_Description of the task_.
Show every line of the data that includes the word "name".
>>>
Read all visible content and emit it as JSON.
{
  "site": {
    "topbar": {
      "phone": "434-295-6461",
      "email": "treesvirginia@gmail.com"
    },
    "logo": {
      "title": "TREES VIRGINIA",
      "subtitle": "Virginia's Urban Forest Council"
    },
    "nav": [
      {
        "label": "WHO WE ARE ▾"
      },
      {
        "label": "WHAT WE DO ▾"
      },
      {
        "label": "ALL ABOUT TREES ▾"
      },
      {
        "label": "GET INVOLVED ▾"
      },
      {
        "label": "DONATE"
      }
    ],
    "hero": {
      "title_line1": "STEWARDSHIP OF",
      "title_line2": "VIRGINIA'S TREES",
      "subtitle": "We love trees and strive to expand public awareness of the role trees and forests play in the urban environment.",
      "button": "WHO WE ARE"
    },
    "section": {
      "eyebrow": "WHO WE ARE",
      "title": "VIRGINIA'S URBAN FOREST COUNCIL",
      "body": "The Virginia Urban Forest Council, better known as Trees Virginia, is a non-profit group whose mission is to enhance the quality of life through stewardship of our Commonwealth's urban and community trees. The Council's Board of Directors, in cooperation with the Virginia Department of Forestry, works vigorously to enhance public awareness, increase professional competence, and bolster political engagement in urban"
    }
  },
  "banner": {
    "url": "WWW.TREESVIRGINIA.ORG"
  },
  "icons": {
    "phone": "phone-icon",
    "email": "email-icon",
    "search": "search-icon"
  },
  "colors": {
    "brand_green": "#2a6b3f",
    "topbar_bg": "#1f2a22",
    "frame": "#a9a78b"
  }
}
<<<
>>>
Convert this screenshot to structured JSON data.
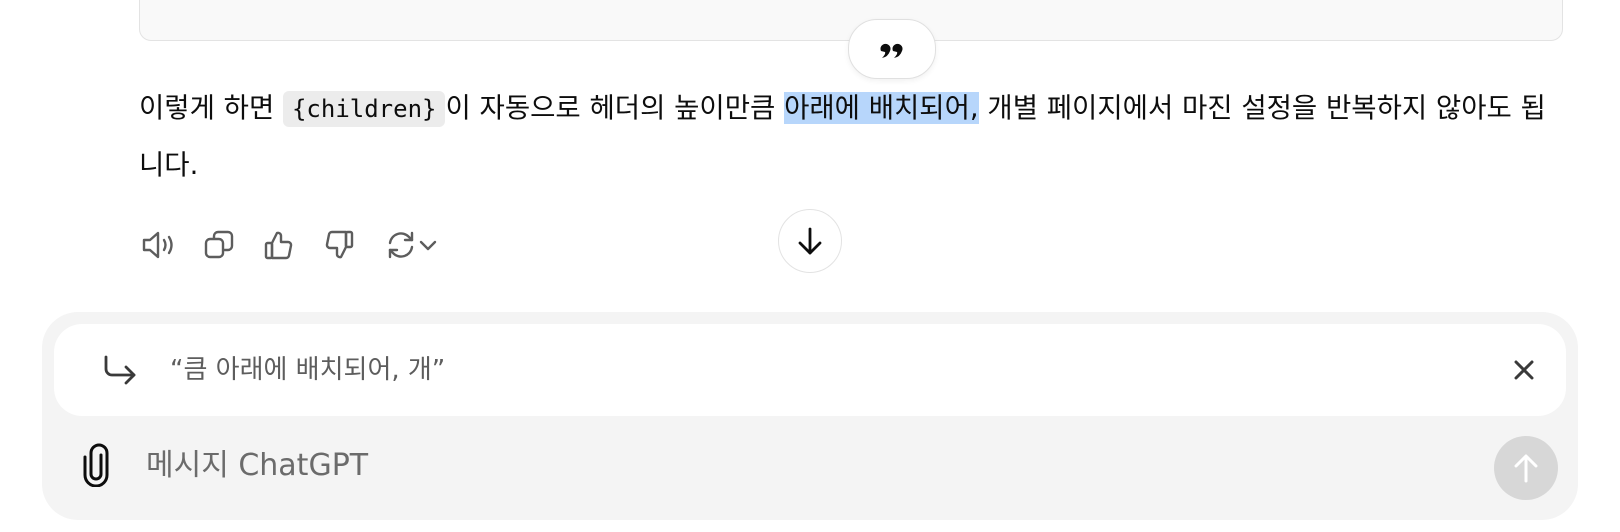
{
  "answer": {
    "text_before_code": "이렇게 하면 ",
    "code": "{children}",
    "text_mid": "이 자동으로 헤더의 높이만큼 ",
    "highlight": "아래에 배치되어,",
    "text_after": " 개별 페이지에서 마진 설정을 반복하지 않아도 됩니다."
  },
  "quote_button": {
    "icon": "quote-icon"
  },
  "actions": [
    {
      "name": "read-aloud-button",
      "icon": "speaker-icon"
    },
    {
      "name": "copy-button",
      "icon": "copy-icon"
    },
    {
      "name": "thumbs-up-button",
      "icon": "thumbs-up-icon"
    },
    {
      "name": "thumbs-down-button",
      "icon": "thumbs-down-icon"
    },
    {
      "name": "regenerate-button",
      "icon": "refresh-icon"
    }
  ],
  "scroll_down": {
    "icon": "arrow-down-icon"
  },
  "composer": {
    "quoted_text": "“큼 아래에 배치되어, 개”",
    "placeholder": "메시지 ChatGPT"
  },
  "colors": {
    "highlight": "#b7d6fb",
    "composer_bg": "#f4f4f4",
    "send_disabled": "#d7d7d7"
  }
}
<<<
_Answer_.
      "name": "read-aloud-button",
      "name": "copy-button",
      "name": "thumbs-up-button",
      "name": "thumbs-down-button",
      "name": "regenerate-button",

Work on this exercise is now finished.